During his five-decade-long career, Ratan Tata has seen and run traditional businesses ranging from salt to steel, information technology to automobiles. At 78, he has also managed to reinvent himself from a storied industrialist to one of the most active participants in India’s young startup ecosystem—with over 25 investment (and counting).
But what if the Tata Group’s chairman emeritus turned entrepreneur today?
At an event in Bengaluru today (Feb. 05), investment firm Kalaari Capital’s managing director Vani Kola asked Tata just that.
If you were 26 years old and decided to jump into entrepreneurship, what kind of ideas would you go after?
I think some of us have ideas all the time. For me, for example, very often ideas come when I see something not working well. And I think that’s probably what most people do. You have enough of a solution-orientation to sit down and say ‘how can this work better or faster or less expensively’?
There are those of us who leave those thoughts in our heads, and the others who try to build an enterprise around that. Once you decide that, you have to put flesh and blood behind it, in terms of funding, getting a team, etc.
What would be the defining core principle on which you would form your company?
Partly due to my involvement in philanthropy… I am always excited when an idea can bring prosperity to a part of the community or enhances the quality of life of a segment.
The other is where you do something that’s a game-changer.
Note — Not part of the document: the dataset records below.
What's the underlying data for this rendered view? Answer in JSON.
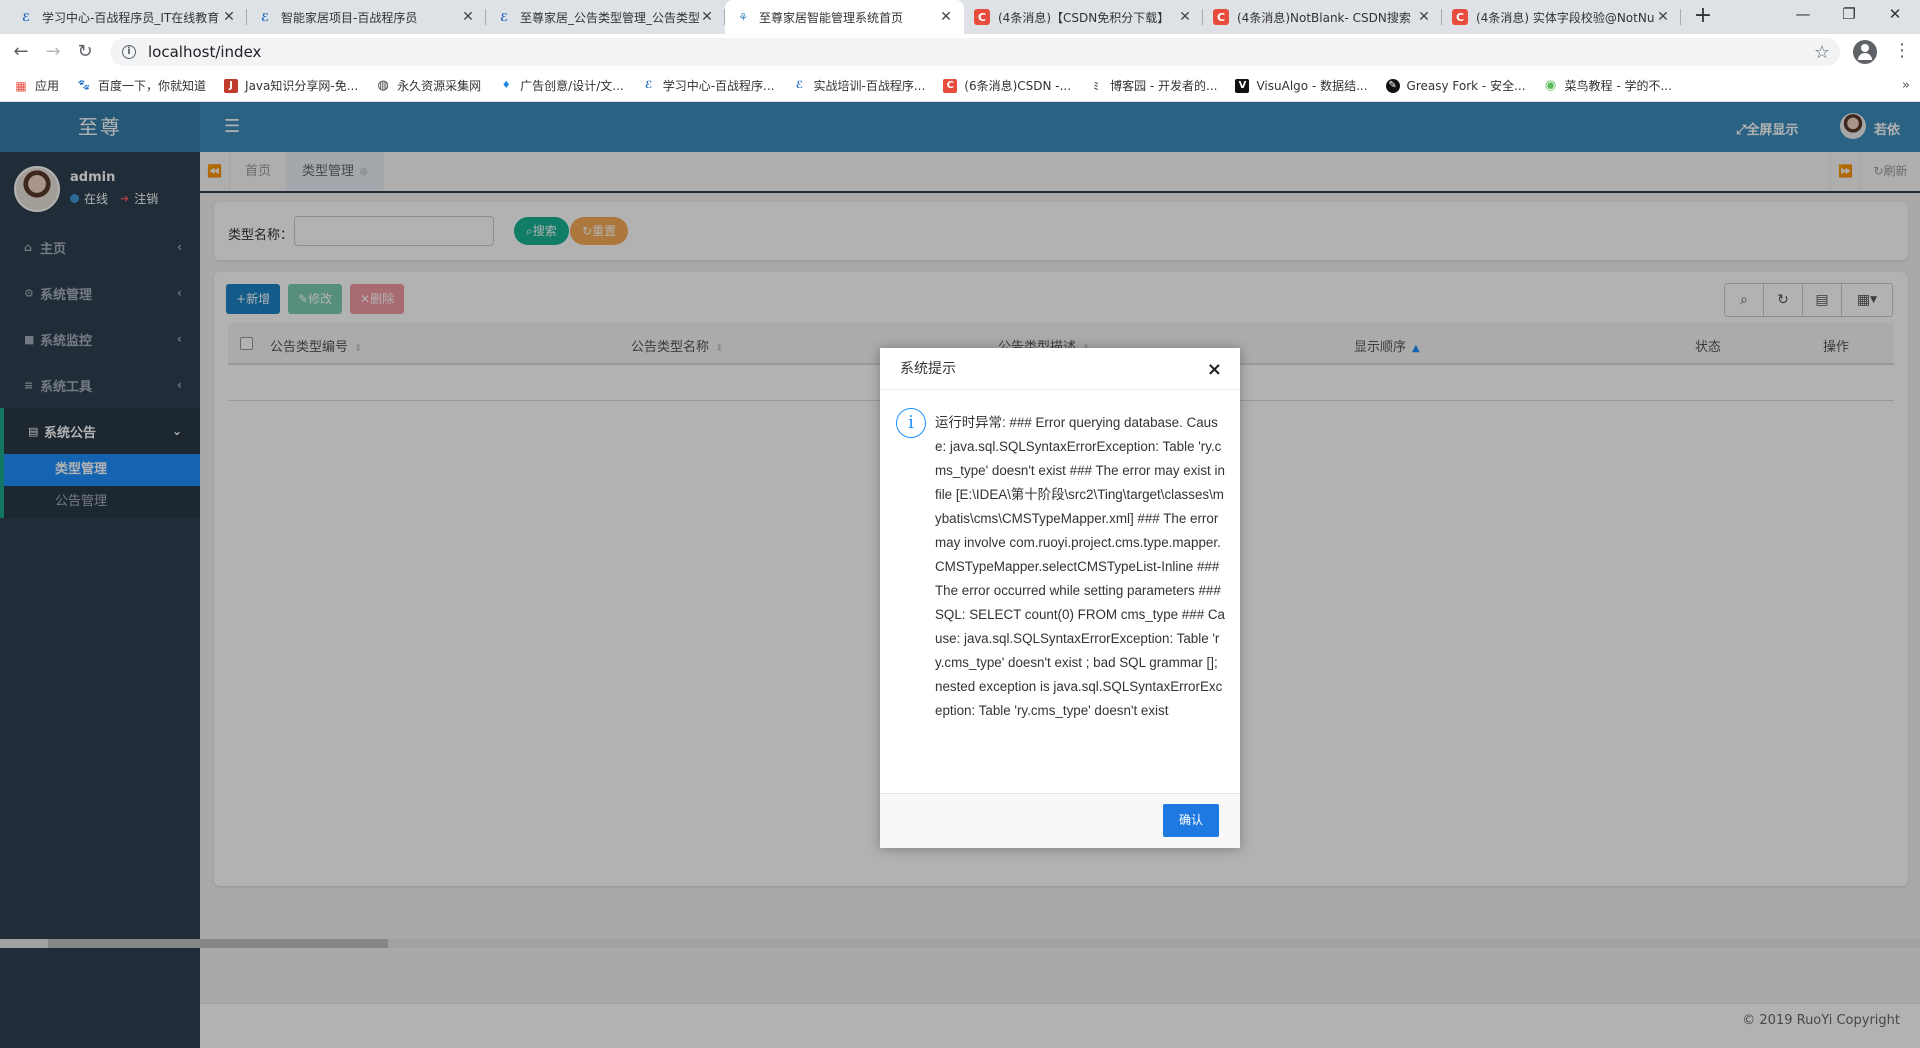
{
  "browser": {
    "tabs": [
      {
        "title": "学习中心-百战程序员_IT在线教育",
        "icon": "e-icon",
        "color": "#1565c0"
      },
      {
        "title": "智能家居项目-百战程序员",
        "icon": "e-icon",
        "color": "#1565c0"
      },
      {
        "title": "至尊家居_公告类型管理_公告类型",
        "icon": "e-icon",
        "color": "#1565c0"
      },
      {
        "title": "至尊家居智能管理系统首页",
        "icon": "lotus-icon",
        "color": "#3c8dbc",
        "active": true
      },
      {
        "title": "(4条消息)【CSDN免积分下载】",
        "icon": "csdn-icon",
        "color": "#e74c3c"
      },
      {
        "title": "(4条消息)NotBlank- CSDN搜索",
        "icon": "csdn-icon",
        "color": "#e74c3c"
      },
      {
        "title": "(4条消息) 实体字段校验@NotNu",
        "icon": "csdn-icon",
        "color": "#e74c3c"
      }
    ],
    "url": "localhost/index",
    "bookmarks": [
      {
        "label": "应用",
        "icon": "apps-icon"
      },
      {
        "label": "百度一下，你就知道",
        "icon": "baidu-icon"
      },
      {
        "label": "Java知识分享网-免...",
        "icon": "j-icon"
      },
      {
        "label": "永久资源采集网",
        "icon": "globe-icon"
      },
      {
        "label": "广告创意/设计/文...",
        "icon": "drop-icon"
      },
      {
        "label": "学习中心-百战程序...",
        "icon": "e-icon"
      },
      {
        "label": "实战培训-百战程序...",
        "icon": "e-icon"
      },
      {
        "label": "(6条消息)CSDN -...",
        "icon": "csdn-icon"
      },
      {
        "label": "博客园 - 开发者的...",
        "icon": "cnblogs-icon"
      },
      {
        "label": "VisuAlgo - 数据结...",
        "icon": "visualgo-icon"
      },
      {
        "label": "Greasy Fork - 安全...",
        "icon": "greasyfork-icon"
      },
      {
        "label": "菜鸟教程 - 学的不...",
        "icon": "runoob-icon"
      }
    ]
  },
  "app": {
    "logo": "至尊",
    "user": {
      "name": "admin",
      "status": "在线",
      "logout": "注销"
    },
    "menu": [
      {
        "label": "主页",
        "icon": "home-icon"
      },
      {
        "label": "系统管理",
        "icon": "gear-icon"
      },
      {
        "label": "系统监控",
        "icon": "video-icon"
      },
      {
        "label": "系统工具",
        "icon": "bars-icon"
      },
      {
        "label": "系统公告",
        "icon": "clipboard-icon",
        "open": true
      }
    ],
    "submenu": [
      {
        "label": "类型管理",
        "active": true
      },
      {
        "label": "公告管理"
      }
    ],
    "topbar": {
      "fullscreen": "全屏显示",
      "username": "若依"
    },
    "page_tabs": [
      {
        "label": "首页"
      },
      {
        "label": "类型管理",
        "active": true
      }
    ],
    "refresh": "刷新",
    "search": {
      "label": "类型名称：",
      "value": "",
      "search_btn": "搜索",
      "reset_btn": "重置"
    },
    "toolbar": {
      "add": "新增",
      "edit": "修改",
      "delete": "删除"
    },
    "columns": [
      "公告类型编号",
      "公告类型名称",
      "公告类型描述",
      "显示顺序",
      "状态",
      "操作"
    ],
    "footer": "© 2019 RuoYi Copyright"
  },
  "dialog": {
    "title": "系统提示",
    "message": "运行时异常: ### Error querying database. Cause: java.sql.SQLSyntaxErrorException: Table 'ry.cms_type' doesn't exist ### The error may exist in file [E:\\IDEA\\第十阶段\\src2\\Ting\\target\\classes\\mybatis\\cms\\CMSTypeMapper.xml] ### The error may involve com.ruoyi.project.cms.type.mapper.CMSTypeMapper.selectCMSTypeList-Inline ### The error occurred while setting parameters ### SQL: SELECT count(0) FROM cms_type ### Cause: java.sql.SQLSyntaxErrorException: Table 'ry.cms_type' doesn't exist ; bad SQL grammar []; nested exception is java.sql.SQLSyntaxErrorException: Table 'ry.cms_type' doesn't exist",
    "confirm": "确认"
  },
  "colors": {
    "sidebar": "#2f4050",
    "topbar": "#3c8dbc",
    "primary": "#1e90ff",
    "success": "#1ab394",
    "warning": "#f8ac59",
    "danger": "#ed5565"
  }
}
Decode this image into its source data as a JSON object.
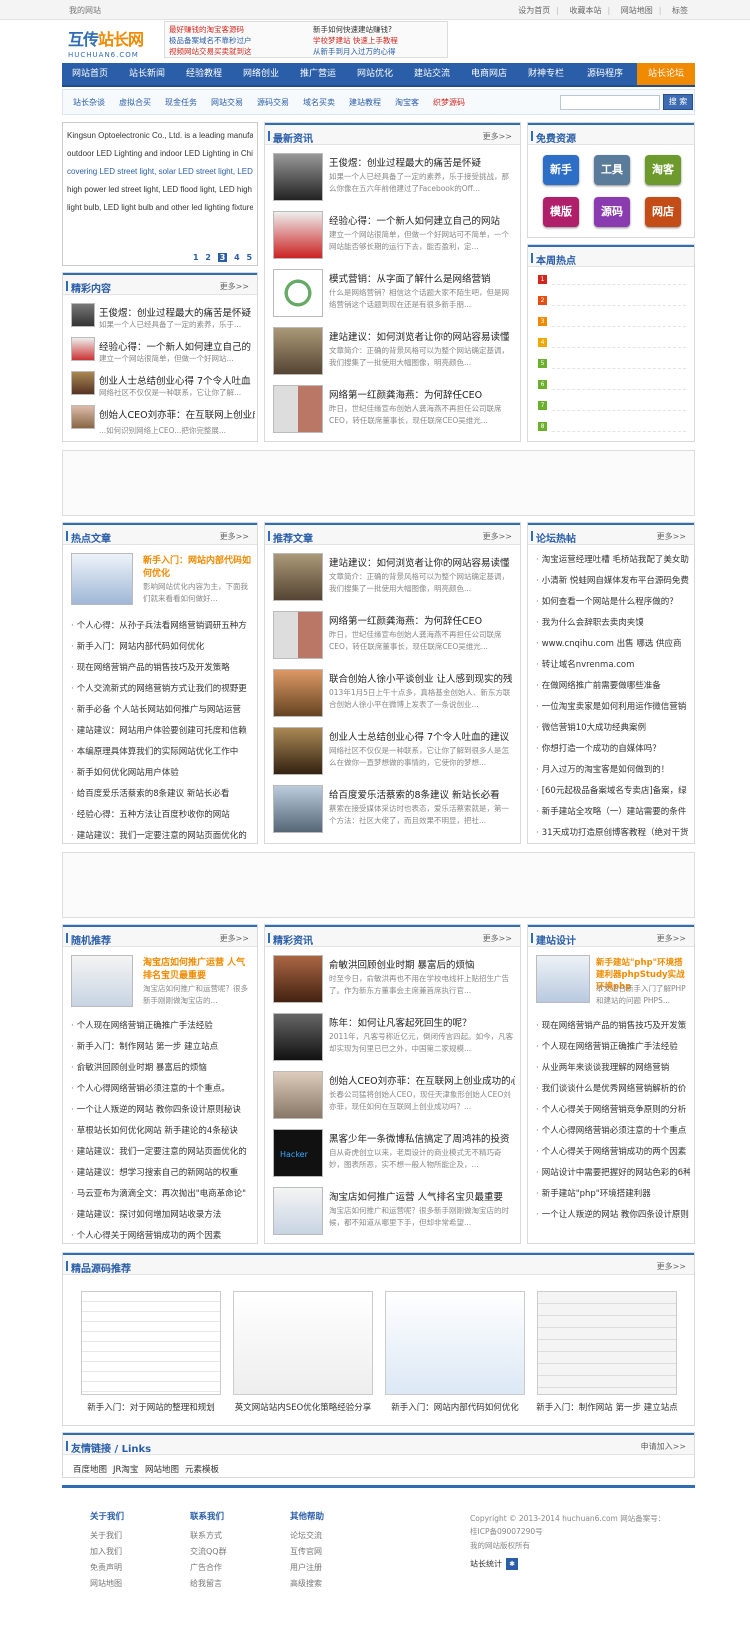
{
  "topbar": {
    "site": "我的网站",
    "links": [
      "设为首页",
      "收藏本站",
      "网站地图",
      "标签"
    ]
  },
  "logo": {
    "cn_a": "互传",
    "cn_b": "站长网",
    "en": "HUCHUAN6.COM"
  },
  "ads": {
    "c1": [
      "最好赚钱的淘宝客源码",
      "极品备案域名不靠秒过户",
      "视频网站交易买卖就到这"
    ],
    "c2": [
      "新手如何快速建站赚钱?",
      "学校梦建站 快速上手教程",
      "从新手到月入过万的心得"
    ]
  },
  "nav": {
    "items": [
      "网站首页",
      "站长新闻",
      "经验教程",
      "网络创业",
      "推广营运",
      "网站优化",
      "建站交流",
      "电商网店",
      "财神专栏",
      "源码程序",
      "站长论坛"
    ]
  },
  "subnav": {
    "items": [
      "站长杂谈",
      "虚拟合买",
      "现金任务",
      "网站交易",
      "源码交易",
      "域名买卖",
      "建站教程",
      "淘宝客",
      "织梦源码"
    ],
    "search_placeholder": "",
    "search_btn": "搜 索"
  },
  "slider": {
    "text": [
      "Kingsun Optoelectronic Co., Ltd. is a leading manufacturer in both",
      "outdoor LED Lighting and indoor LED Lighting in China, products widely",
      "covering LED street light, solar LED street light, LED tunnel light,",
      "high power led street light, LED flood light, LED high bay light, LED",
      "light bulb, LED light bulb and other led lighting fixtures."
    ],
    "pages": [
      "1",
      "2",
      "3",
      "4",
      "5"
    ],
    "active_page": "3"
  },
  "jingcai": {
    "title": "精彩内容",
    "more": "更多>>",
    "items": [
      {
        "t": "王俊煜：创业过程最大的痛苦是怀疑",
        "d": "如果一个人已经具备了一定的素养，乐于..."
      },
      {
        "t": "经验心得：一个新人如何建立自己的",
        "d": "建立一个网站很简单，但做一个好网站..."
      },
      {
        "t": "创业人士总结创业心得 7个令人吐血",
        "d": "网络社区不仅仅是一种联系，它让你了解..."
      },
      {
        "t": "创始人CEO刘亦菲：在互联网上创业成",
        "d": "...如何识别网络上CEO...把你完整展..."
      }
    ]
  },
  "zuixin": {
    "title": "最新资讯",
    "more": "更多>>",
    "items": [
      {
        "t": "王俊煜：创业过程最大的痛苦是怀疑",
        "d": "如果一个人已经具备了一定的素养，乐于接受挑战，那么你像在五六年前他建过了Facebook的Off..."
      },
      {
        "t": "经验心得：一个新人如何建立自己的网站",
        "d": "建立一个网站很简单，但做一个好网站可不简单，一个网站能否够长期的运行下去，能否盈利，定..."
      },
      {
        "t": "模式营销：从字面了解什么是网络营销",
        "d": "什么是网络营销？相信这个话题大家不陌生吧，但是网络营销这个话题到现在还是有很多新手朋..."
      },
      {
        "t": "建站建议：如何浏览者让你的网站容易读懂",
        "d": "文章简介：正确的背景风格可以为整个网站确定基调，我们搜集了一批使用大幅图像，明亮颜色..."
      },
      {
        "t": "网络第一红颜龚海燕：为何辞任CEO",
        "d": "昨日，世纪佳缘宣布创始人龚海燕不再担任公司联席CEO，转任联席董事长，现任联席CEO吴维光..."
      }
    ]
  },
  "mianfei": {
    "title": "免费资源",
    "items": [
      "新手",
      "工具",
      "淘客",
      "模版",
      "源码",
      "网店"
    ]
  },
  "benzhou": {
    "title": "本周热点",
    "badges": [
      "1",
      "2",
      "3",
      "4",
      "5",
      "6",
      "7",
      "8"
    ]
  },
  "redian": {
    "title": "热点文章",
    "more": "更多>>",
    "feature": {
      "t": "新手入门：网站内部代码如何优化",
      "d": "影响网站优化内容为主，下面我们就来看看如何做好..."
    },
    "items": [
      "个人心得：从孙子兵法看网络营销调研五种方",
      "新手入门：网站内部代码如何优化",
      "现在网络营销产品的销售技巧及开发策略",
      "个人交流新式的网络营销方式让我们的视野更",
      "新手必备 个人站长网站如何推广与网站运营",
      "建站建议：网站用户体验要创建可托度和信赖",
      "本编原理具体算我们的实际网站优化工作中",
      "新手如何优化网站用户体验",
      "给百度爱乐活蔡索的8条建议 新站长必看",
      "经验心得：五种方法让百度秒收你的网站",
      "建站建议：我们一定要注意的网站页面优化的"
    ]
  },
  "tuijian": {
    "title": "推荐文章",
    "more": "更多>>",
    "items": [
      {
        "t": "建站建议：如何浏览者让你的网站容易读懂",
        "d": "文章简介：正确的背景风格可以为整个网站确定基调，我们搜集了一批使用大幅图像，明亮颜色..."
      },
      {
        "t": "网络第一红颜龚海燕：为何辞任CEO",
        "d": "昨日，世纪佳缘宣布创始人龚海燕不再担任公司联席CEO，转任联席董事长，现任联席CEO吴维光..."
      },
      {
        "t": "联合创始人徐小平谈创业 让人感到现实的残",
        "d": "013年1月5日上午十点多，真格基金创始人、新东方联合创始人徐小平在微博上发表了一条说创业..."
      },
      {
        "t": "创业人士总结创业心得 7个令人吐血的建议",
        "d": "网络社区不仅仅是一种联系，它让你了解到很多人是怎么在做你一直梦想做的事情的，它使你的梦想..."
      },
      {
        "t": "给百度爱乐活蔡索的8条建议 新站长必看",
        "d": "蔡索在接受媒体采访时也表态，爱乐活蔡索就是，第一个方法：社区大佬了，而且效果不明显，把社..."
      }
    ]
  },
  "luntan": {
    "title": "论坛热帖",
    "more": "更多>>",
    "items": [
      "淘宝运营经理吐槽 毛桥站我配了美女助",
      "小清新 悦蛙网自媒体发布平台源码免费",
      "如何查看一个网站是什么程序做的？",
      "我为什么会辞职去卖肉夹馍",
      "www.cnqihu.com 出售 哪选 供应商",
      "转让域名nvrenma.com",
      "在做网络推广前需要做哪些准备",
      "一位淘宝卖家是如何利用运作微信营销",
      "微信营销10大成功经典案例",
      "你想打造一个成功的自媒体吗？",
      "月入过万的淘宝客是如何做到的！",
      "[60元起极品备案域名专卖店]备案，绿",
      "新手建站全攻略（一）建站需要的条件",
      "31天成功打造原创博客教程（绝对干货"
    ]
  },
  "suiji": {
    "title": "随机推荐",
    "more": "更多>>",
    "feature": {
      "t": "淘宝店如何推广运营 人气排名宝贝最重要",
      "d": "淘宝店如何推广和运营呢？很多新手刚刚做淘宝店的..."
    },
    "items": [
      "个人现在网络营销正确推广手法经验",
      "新手入门：制作网站 第一步 建立站点",
      "俞敏洪回顾创业时期 暴富后的烦恼",
      "个人心得网络营销必须注意的十个重点。",
      "一个让人叛逆的网站 教你四条设计原则秘诀",
      "草根站长如何优化网站 新手建论的4条秘诀",
      "建站建议：我们一定要注意的网站页面优化的",
      "建站建议：想学习搜索自己的新网站的权重",
      "马云亚布为滴滴全文：再次抛出\"电商革命论\"",
      "建站建议：探讨如何增加网站收录方法",
      "个人心得关于网络营销成功的两个因素"
    ]
  },
  "jingxuan": {
    "title": "精彩资讯",
    "more": "更多>>",
    "items": [
      {
        "t": "俞敏洪回顾创业时期 暴富后的烦恼",
        "d": "时至今日，俞敏洪再也不用在学校电线杆上贴招生广告了。作为新东方董事会主席兼首席执行官..."
      },
      {
        "t": "陈年：如何让凡客起死回生的呢？",
        "d": "2011年，凡客号称近亿元，倒闭传言四起。如今，凡客却实现为何里已巳之外，中国第二家规模..."
      },
      {
        "t": "创始人CEO刘亦菲：在互联网上创业成功的心",
        "d": "长春公司猛将创始人CEO，现任天津象形创始人CEO刘亦菲，现任如何在互联网上创业成功吗？..."
      },
      {
        "t": "黑客少年一条微博私信搞定了周鸿祎的投资",
        "d": "自从奇虎创立以来，老周设计的商业模式无不精巧奇妙，图表所恶，实不想一般人物所能企及，..."
      },
      {
        "t": "淘宝店如何推广运营 人气排名宝贝最重要",
        "d": "淘宝店如何推广和运营呢？很多新手刚刚做淘宝店的时候，都不知道从哪里下手，但却非常希望..."
      }
    ]
  },
  "jianzhan": {
    "title": "建站设计",
    "more": "更多>>",
    "feature": {
      "t": "新手建站\"php\"环境搭建利器phpStudy实战环境php",
      "d": "本文适合新手入门了解PHP和建站的问题 PHPS..."
    },
    "items": [
      "现在网络营销产品的销售技巧及开发策",
      "个人现在网络营销正确推广手法经验",
      "从业两年来谈谈我理解的网络营销",
      "我们谈谈什么是优秀网络营销解析的价",
      "个人心得关于网络营销竞争原则的分析",
      "个人心得网络营销必须注意的十个重点",
      "个人心得关于网络营销成功的两个因素",
      "网站设计中需要把握好的网站色彩的6种",
      "新手建站\"php\"环境搭建利器",
      "一个让人叛逆的网站 教你四条设计原则"
    ]
  },
  "yuanma": {
    "title": "精品源码推荐",
    "more": "更多>>",
    "captions": [
      "新手入门：对于网站的整理和规划",
      "英文网站站内SEO优化策略经验分享",
      "新手入门：网站内部代码如何优化",
      "新手入门：制作网站 第一步 建立站点"
    ]
  },
  "youqing": {
    "title": "友情链接 / Links",
    "more": "申请加入>>",
    "links": [
      "百度地图",
      "JR淘宝",
      "网站地图",
      "元素模板"
    ]
  },
  "footer": {
    "cols": [
      {
        "h": "关于我们",
        "items": [
          "关于我们",
          "加入我们",
          "免责声明",
          "网站地图"
        ]
      },
      {
        "h": "联系我们",
        "items": [
          "联系方式",
          "交流QQ群",
          "广告合作",
          "给我留言"
        ]
      },
      {
        "h": "其他帮助",
        "items": [
          "论坛交流",
          "互传官网",
          "用户注册",
          "高级搜索"
        ]
      }
    ],
    "copyright": "Copyright © 2013-2014 huchuan6.com 网站备案号：桂ICP备09007290号",
    "rights": "我的网站版权所有",
    "stat": "站长统计"
  },
  "colors": {
    "nav": "#2a5ea8",
    "accent": "#f08a00",
    "red": "#d3271e"
  }
}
If you find that your idea is changing the way people live, think or sustain themselves—this is extremely invigorating.
What would you look for in an investor?
The investor in some way is a talent scout in a music company. The scout intuitively feels that this group is really going to go (far) and he can’t define why he is saying that.
I think one looks for an investor who has a similar sort of excitement over what one is trying to do and is ready to not only risk his money but participate in the journey…
What would be your answer to questions like: How much money to raise? How fast should I grow? Where do I balance growth and profitability?
Companies that I have looked at have grown at rates that I couldn’t possibly believe could happen… Can those growth rates be sustained? Because you can have high burn rates initially and then it may taper off… So that’s a rate and pace that I am not familiar with. It’s exceedingly high for someone coming from conventional industries.
But again, one has to be humble because there are some companies that do this and sustain this… and there are others that fall and burn out much faster.
Would you create a brand for yourself as a CEO in a way that it is inseparable from the company?
I am a very shy person. You are giving me a lot of visibility. So I wouldn’t want to build my brand. There are some people who inevitably leave their personal brand on a company, and it works for some and it doesn’t work for others.
If there is a great offer on the table, how will you decide if it’s time to sell your startup? Or would you want to focus on building it?
The only way I can address this is to give you a living example. When I took over the chairmanship of Tata Group, the media was rife with statements like, “Tatas have 80 companies and there’s no focus.”
So I started to put together a plan of rationalising the group, which meant getting rid of some of the businesses. Among businesses that seemed to stand alone was the toiletries business, Tata Oil Mills Company.
So, I negotiated a very dignified sale to Unilever, which gave the shareholders a very good stock to hold. And we had a standstill on getting rid of any employee for three years. I thought I had done a terrific thing.
But my God, the next day, the media descended on me, the stock market descended on us. I had let down employees who were second or third generation. And with that, very quietly, my rationalisation plan disappeared.
So I feel there’s no easy way to answer this question.
So if your startup is successful, how do you party or celebrate?
The one moment that I had, which would be my moment in the sun, was the launch of the Nano—looking at the positive part of it. (Laughs)
We launched the car at the auto expo in Delhi and that launch itself was a tremendous moment. I drove the car on to the stage, which turned out to be almost a disaster, because as I drove out I realised there were no lights, and where the stage stopped and where the audience started was not visible.
In those moments of apprehension, there was a creative glory, because in the 100-odd years of the group, there wasn’t any one significant project or product that elevated the group in terms of visibility than this one occasion.
After that, both in terms of the special lady in West Bengal who made things change, etc…that was the long downhill slide. But that particular moment was a terrific moment for anybody’s inner feelings.